=== RECORDS SUPPLIED ===
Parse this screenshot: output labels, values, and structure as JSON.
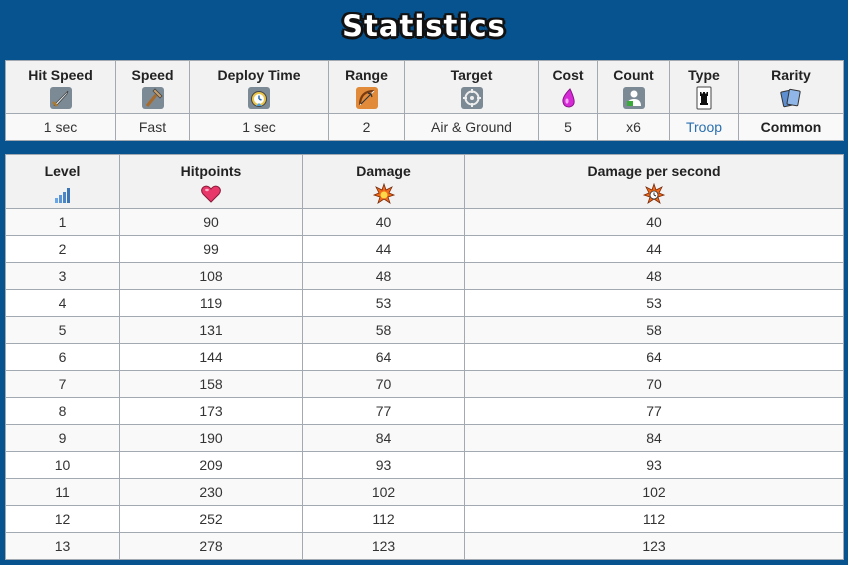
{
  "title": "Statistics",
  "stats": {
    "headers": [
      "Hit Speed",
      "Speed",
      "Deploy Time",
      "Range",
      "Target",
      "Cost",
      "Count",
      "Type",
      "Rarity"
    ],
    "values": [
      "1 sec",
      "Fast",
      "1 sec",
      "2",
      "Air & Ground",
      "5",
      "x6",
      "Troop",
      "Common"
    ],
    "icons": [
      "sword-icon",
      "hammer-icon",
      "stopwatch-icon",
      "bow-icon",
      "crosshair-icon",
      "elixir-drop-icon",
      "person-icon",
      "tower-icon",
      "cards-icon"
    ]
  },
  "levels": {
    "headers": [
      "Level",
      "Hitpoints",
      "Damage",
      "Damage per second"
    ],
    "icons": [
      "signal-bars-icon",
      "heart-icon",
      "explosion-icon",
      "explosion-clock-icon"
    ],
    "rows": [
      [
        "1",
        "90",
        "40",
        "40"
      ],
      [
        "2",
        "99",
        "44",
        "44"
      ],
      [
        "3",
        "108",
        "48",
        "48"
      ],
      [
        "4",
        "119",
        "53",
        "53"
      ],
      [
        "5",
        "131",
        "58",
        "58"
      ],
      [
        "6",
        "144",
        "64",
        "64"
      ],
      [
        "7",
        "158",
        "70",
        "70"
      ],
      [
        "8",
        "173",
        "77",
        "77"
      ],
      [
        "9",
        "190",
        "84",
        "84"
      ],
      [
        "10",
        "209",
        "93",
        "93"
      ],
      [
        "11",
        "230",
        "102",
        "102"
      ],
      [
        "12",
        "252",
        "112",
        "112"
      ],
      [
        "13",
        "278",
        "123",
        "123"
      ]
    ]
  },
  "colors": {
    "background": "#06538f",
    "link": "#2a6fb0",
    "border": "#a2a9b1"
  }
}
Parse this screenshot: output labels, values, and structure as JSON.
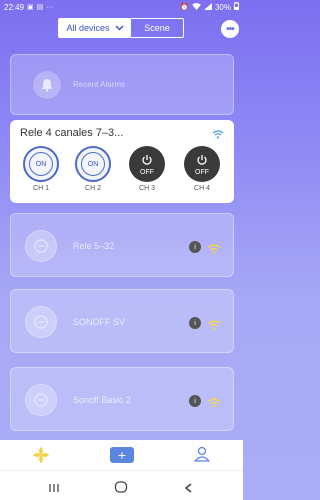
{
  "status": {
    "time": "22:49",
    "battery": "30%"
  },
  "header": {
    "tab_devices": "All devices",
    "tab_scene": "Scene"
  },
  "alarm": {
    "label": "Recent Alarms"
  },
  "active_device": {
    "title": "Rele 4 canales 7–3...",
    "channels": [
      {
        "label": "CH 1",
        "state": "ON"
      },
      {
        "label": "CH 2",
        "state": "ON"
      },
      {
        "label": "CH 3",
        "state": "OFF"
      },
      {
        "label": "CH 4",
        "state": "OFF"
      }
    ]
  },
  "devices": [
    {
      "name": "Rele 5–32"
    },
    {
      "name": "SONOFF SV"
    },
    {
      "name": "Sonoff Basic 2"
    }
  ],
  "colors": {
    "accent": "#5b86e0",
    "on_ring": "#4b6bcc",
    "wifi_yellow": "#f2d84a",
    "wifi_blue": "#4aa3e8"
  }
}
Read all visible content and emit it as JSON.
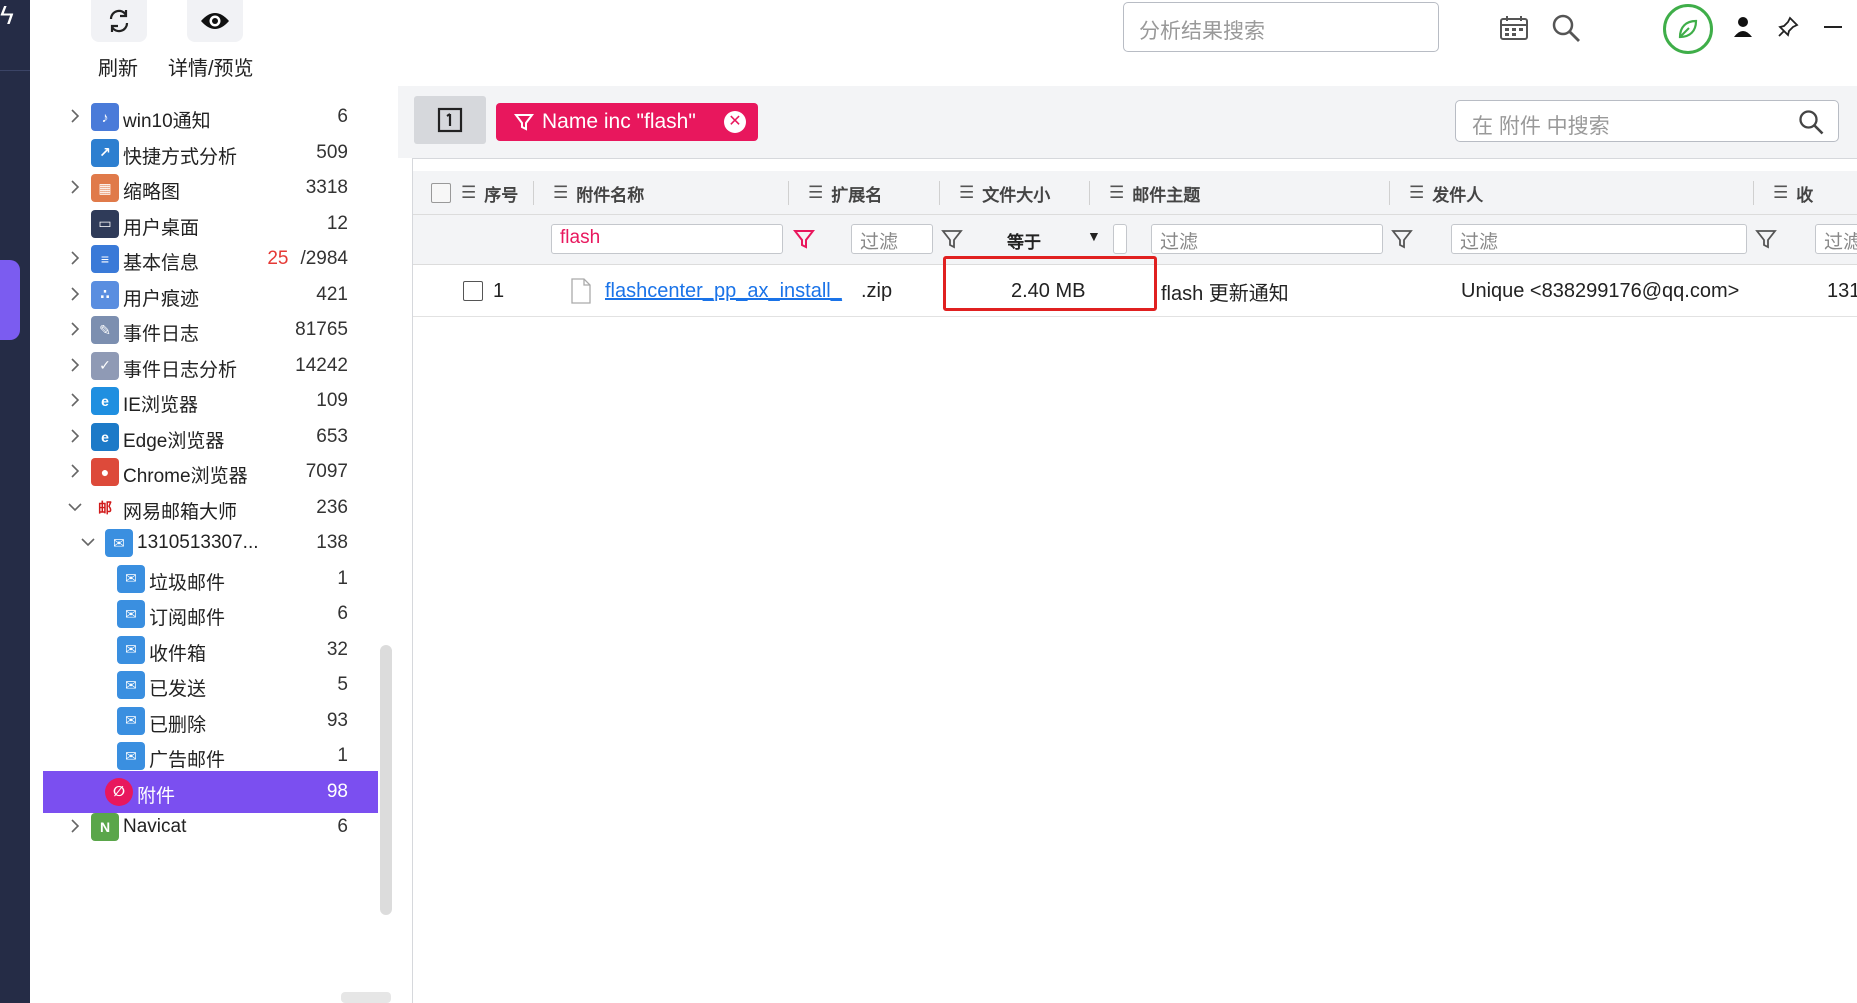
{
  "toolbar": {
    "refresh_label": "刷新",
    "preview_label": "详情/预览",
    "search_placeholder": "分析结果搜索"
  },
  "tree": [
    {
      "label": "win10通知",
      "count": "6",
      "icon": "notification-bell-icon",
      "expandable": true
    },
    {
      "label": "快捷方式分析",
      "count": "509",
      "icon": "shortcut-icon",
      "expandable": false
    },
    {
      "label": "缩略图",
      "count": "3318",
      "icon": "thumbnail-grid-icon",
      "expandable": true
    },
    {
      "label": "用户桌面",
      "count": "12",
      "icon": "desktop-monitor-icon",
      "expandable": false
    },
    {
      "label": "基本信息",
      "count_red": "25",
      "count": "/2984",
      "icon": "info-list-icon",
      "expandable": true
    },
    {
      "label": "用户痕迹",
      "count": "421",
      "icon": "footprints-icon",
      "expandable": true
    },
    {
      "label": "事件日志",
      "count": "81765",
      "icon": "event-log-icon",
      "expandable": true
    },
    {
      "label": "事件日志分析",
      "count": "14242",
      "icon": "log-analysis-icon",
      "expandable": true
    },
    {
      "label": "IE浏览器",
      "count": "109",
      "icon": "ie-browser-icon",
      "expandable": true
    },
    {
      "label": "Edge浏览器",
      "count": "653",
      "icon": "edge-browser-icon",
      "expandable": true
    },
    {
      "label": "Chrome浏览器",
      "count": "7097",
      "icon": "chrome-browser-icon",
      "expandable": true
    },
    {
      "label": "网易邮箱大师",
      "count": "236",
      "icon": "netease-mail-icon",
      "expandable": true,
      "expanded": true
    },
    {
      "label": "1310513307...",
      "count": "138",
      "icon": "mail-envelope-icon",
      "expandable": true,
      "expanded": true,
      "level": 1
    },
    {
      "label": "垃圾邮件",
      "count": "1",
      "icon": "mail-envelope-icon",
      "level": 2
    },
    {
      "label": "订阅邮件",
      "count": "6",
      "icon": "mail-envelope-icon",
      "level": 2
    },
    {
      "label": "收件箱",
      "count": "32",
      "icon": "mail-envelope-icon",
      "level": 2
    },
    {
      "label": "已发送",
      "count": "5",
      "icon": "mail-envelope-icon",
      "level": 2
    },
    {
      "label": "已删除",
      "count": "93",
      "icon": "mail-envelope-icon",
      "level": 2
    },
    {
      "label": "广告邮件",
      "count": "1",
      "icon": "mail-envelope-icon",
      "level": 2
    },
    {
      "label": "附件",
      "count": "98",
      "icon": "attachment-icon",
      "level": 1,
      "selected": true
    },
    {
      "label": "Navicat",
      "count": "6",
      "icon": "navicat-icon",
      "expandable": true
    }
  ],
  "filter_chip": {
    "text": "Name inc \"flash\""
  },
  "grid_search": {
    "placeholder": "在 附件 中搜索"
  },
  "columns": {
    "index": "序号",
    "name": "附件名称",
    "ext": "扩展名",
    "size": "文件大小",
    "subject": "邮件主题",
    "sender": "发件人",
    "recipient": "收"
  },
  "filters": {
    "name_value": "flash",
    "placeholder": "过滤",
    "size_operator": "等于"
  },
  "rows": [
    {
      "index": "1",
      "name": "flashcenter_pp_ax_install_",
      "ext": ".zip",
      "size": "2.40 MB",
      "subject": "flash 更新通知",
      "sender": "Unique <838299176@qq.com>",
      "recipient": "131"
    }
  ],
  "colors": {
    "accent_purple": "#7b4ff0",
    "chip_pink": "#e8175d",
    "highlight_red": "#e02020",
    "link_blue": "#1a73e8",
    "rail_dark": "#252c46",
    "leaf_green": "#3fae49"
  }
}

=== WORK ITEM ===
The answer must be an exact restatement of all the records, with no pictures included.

=== WRITTEN SOLUTION ===
Parse this screenshot: output labels, values, and structure as JSON.
{
  "title": "Statistics",
  "stats": {
    "headers": [
      "Hit Speed",
      "Speed",
      "Deploy Time",
      "Range",
      "Target",
      "Cost",
      "Count",
      "Type",
      "Rarity"
    ],
    "values": [
      "1 sec",
      "Fast",
      "1 sec",
      "2",
      "Air & Ground",
      "5",
      "x6",
      "Troop",
      "Common"
    ],
    "icons": [
      "sword-icon",
      "hammer-icon",
      "stopwatch-icon",
      "bow-icon",
      "crosshair-icon",
      "elixir-drop-icon",
      "person-icon",
      "tower-icon",
      "cards-icon"
    ]
  },
  "levels": {
    "headers": [
      "Level",
      "Hitpoints",
      "Damage",
      "Damage per second"
    ],
    "icons": [
      "signal-bars-icon",
      "heart-icon",
      "explosion-icon",
      "explosion-clock-icon"
    ],
    "rows": [
      [
        "1",
        "90",
        "40",
        "40"
      ],
      [
        "2",
        "99",
        "44",
        "44"
      ],
      [
        "3",
        "108",
        "48",
        "48"
      ],
      [
        "4",
        "119",
        "53",
        "53"
      ],
      [
        "5",
        "131",
        "58",
        "58"
      ],
      [
        "6",
        "144",
        "64",
        "64"
      ],
      [
        "7",
        "158",
        "70",
        "70"
      ],
      [
        "8",
        "173",
        "77",
        "77"
      ],
      [
        "9",
        "190",
        "84",
        "84"
      ],
      [
        "10",
        "209",
        "93",
        "93"
      ],
      [
        "11",
        "230",
        "102",
        "102"
      ],
      [
        "12",
        "252",
        "112",
        "112"
      ],
      [
        "13",
        "278",
        "123",
        "123"
      ]
    ]
  },
  "colors": {
    "background": "#06538f",
    "link": "#2a6fb0",
    "border": "#a2a9b1"
  }
}
Parse this screenshot: output labels, values, and structure as JSON.
{
  "status": {
    "time": "22:49",
    "battery": "30%"
  },
  "header": {
    "tab_devices": "All devices",
    "tab_scene": "Scene"
  },
  "alarm": {
    "label": "Recent Alarms"
  },
  "active_device": {
    "title": "Rele 4 canales 7–3...",
    "channels": [
      {
        "label": "CH 1",
        "state": "ON"
      },
      {
        "label": "CH 2",
        "state": "ON"
      },
      {
        "label": "CH 3",
        "state": "OFF"
      },
      {
        "label": "CH 4",
        "state": "OFF"
      }
    ]
  },
  "devices": [
    {
      "name": "Rele 5–32"
    },
    {
      "name": "SONOFF SV"
    },
    {
      "name": "Sonoff Basic 2"
    }
  ],
  "colors": {
    "accent": "#5b86e0",
    "on_ring": "#4b6bcc",
    "wifi_yellow": "#f2d84a",
    "wifi_blue": "#4aa3e8"
  }
}
Read all visible content and emit it as JSON.
{
  "toolbar": {
    "refresh_label": "刷新",
    "preview_label": "详情/预览",
    "search_placeholder": "分析结果搜索"
  },
  "tree": [
    {
      "label": "win10通知",
      "count": "6",
      "icon": "notification-bell-icon",
      "expandable": true
    },
    {
      "label": "快捷方式分析",
      "count": "509",
      "icon": "shortcut-icon",
      "expandable": false
    },
    {
      "label": "缩略图",
      "count": "3318",
      "icon": "thumbnail-grid-icon",
      "expandable": true
    },
    {
      "label": "用户桌面",
      "count": "12",
      "icon": "desktop-monitor-icon",
      "expandable": false
    },
    {
      "label": "基本信息",
      "count_red": "25",
      "count": "/2984",
      "icon": "info-list-icon",
      "expandable": true
    },
    {
      "label": "用户痕迹",
      "count": "421",
      "icon": "footprints-icon",
      "expandable": true
    },
    {
      "label": "事件日志",
      "count": "81765",
      "icon": "event-log-icon",
      "expandable": true
    },
    {
      "label": "事件日志分析",
      "count": "14242",
      "icon": "log-analysis-icon",
      "expandable": true
    },
    {
      "label": "IE浏览器",
      "count": "109",
      "icon": "ie-browser-icon",
      "expandable": true
    },
    {
      "label": "Edge浏览器",
      "count": "653",
      "icon": "edge-browser-icon",
      "expandable": true
    },
    {
      "label": "Chrome浏览器",
      "count": "7097",
      "icon": "chrome-browser-icon",
      "expandable": true
    },
    {
      "label": "网易邮箱大师",
      "count": "236",
      "icon": "netease-mail-icon",
      "expandable": true,
      "expanded": true
    },
    {
      "label": "1310513307...",
      "count": "138",
      "icon": "mail-envelope-icon",
      "expandable": true,
      "expanded": true,
      "level": 1
    },
    {
      "label": "垃圾邮件",
      "count": "1",
      "icon": "mail-envelope-icon",
      "level": 2
    },
    {
      "label": "订阅邮件",
      "count": "6",
      "icon": "mail-envelope-icon",
      "level": 2
    },
    {
      "label": "收件箱",
      "count": "32",
      "icon": "mail-envelope-icon",
      "level": 2
    },
    {
      "label": "已发送",
      "count": "5",
      "icon": "mail-envelope-icon",
      "level": 2
    },
    {
      "label": "已删除",
      "count": "93",
      "icon": "mail-envelope-icon",
      "level": 2
    },
    {
      "label": "广告邮件",
      "count": "1",
      "icon": "mail-envelope-icon",
      "level": 2
    },
    {
      "label": "附件",
      "count": "98",
      "icon": "attachment-icon",
      "level": 1,
      "selected": true
    },
    {
      "label": "Navicat",
      "count": "6",
      "icon": "navicat-icon",
      "expandable": true
    }
  ],
  "filter_chip": {
    "text": "Name inc \"flash\""
  },
  "grid_search": {
    "placeholder": "在 附件 中搜索"
  },
  "columns": {
    "index": "序号",
    "name": "附件名称",
    "ext": "扩展名",
    "size": "文件大小",
    "subject": "邮件主题",
    "sender": "发件人",
    "recipient": "收"
  },
  "filters": {
    "name_value": "flash",
    "placeholder": "过滤",
    "size_operator": "等于"
  },
  "rows": [
    {
      "index": "1",
      "name": "flashcenter_pp_ax_install_",
      "ext": ".zip",
      "size": "2.40 MB",
      "subject": "flash 更新通知",
      "sender": "Unique <838299176@qq.com>",
      "recipient": "131"
    }
  ],
  "colors": {
    "accent_purple": "#7b4ff0",
    "chip_pink": "#e8175d",
    "highlight_red": "#e02020",
    "link_blue": "#1a73e8",
    "rail_dark": "#252c46",
    "leaf_green": "#3fae49"
  }
}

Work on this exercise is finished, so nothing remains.